:: Records for processing ::
[Start of Attachment]
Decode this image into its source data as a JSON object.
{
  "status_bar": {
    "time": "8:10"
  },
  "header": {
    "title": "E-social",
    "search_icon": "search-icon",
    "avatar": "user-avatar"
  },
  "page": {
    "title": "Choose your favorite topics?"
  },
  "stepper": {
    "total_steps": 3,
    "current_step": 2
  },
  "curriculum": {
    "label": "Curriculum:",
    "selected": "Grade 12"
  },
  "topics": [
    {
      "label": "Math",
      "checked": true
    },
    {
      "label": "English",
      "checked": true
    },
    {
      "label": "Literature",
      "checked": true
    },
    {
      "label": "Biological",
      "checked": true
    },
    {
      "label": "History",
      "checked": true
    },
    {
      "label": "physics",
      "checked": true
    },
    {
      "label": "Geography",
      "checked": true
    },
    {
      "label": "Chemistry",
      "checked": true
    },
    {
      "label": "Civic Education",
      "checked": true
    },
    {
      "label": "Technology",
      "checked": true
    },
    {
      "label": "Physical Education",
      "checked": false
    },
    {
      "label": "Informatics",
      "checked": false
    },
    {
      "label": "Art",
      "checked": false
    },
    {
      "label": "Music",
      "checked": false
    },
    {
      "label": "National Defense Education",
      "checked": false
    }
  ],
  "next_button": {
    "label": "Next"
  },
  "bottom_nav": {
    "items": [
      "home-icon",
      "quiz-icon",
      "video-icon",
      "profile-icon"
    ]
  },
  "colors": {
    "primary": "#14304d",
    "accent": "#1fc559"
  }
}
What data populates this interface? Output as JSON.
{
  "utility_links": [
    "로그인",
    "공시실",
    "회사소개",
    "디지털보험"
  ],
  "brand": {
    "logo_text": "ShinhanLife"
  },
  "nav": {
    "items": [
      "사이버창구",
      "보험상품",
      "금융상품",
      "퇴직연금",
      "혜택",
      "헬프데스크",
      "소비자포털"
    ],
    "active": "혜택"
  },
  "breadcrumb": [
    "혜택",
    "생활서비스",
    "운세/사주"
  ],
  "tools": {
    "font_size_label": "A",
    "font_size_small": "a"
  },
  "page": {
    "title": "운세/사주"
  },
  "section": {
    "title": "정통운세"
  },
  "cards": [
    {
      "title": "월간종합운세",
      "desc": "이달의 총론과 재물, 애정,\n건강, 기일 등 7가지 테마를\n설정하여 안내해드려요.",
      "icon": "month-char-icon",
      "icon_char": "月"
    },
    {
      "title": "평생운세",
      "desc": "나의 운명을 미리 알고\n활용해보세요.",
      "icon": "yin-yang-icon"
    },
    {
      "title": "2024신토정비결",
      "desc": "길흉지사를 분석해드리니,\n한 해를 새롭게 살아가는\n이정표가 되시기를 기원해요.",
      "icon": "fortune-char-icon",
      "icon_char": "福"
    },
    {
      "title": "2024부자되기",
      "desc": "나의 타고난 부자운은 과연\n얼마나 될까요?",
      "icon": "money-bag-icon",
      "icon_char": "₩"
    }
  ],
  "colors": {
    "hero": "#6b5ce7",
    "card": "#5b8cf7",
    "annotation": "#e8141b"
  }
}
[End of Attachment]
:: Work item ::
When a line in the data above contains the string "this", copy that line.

:: Exercise solution ::
Decode this image into its source data as a JSON object.
What data populates this interface? Output as JSON.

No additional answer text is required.